Your task
Where a line below includes the word "JSON", copy that line.

Entries taken from a collection
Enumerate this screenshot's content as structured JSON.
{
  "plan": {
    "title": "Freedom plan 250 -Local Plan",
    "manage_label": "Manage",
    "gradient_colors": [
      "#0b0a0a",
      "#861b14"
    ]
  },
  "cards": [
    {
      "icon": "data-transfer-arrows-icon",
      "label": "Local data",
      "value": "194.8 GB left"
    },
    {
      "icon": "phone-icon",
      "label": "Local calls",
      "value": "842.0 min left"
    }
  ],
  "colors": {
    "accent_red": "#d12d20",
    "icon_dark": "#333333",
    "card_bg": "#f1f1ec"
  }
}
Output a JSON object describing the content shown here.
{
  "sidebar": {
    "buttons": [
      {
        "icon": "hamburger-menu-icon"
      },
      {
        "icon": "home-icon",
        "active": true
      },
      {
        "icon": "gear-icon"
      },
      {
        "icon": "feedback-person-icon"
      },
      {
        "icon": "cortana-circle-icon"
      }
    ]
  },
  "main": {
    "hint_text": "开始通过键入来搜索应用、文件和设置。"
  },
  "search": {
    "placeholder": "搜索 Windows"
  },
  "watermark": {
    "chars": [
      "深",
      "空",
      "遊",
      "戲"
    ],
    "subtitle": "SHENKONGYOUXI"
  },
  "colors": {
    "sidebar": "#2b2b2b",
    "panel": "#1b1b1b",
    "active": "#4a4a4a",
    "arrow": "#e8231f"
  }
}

Solution
Enumerate this screenshot's content as structured JSON.
Output a JSON object describing the content shown here.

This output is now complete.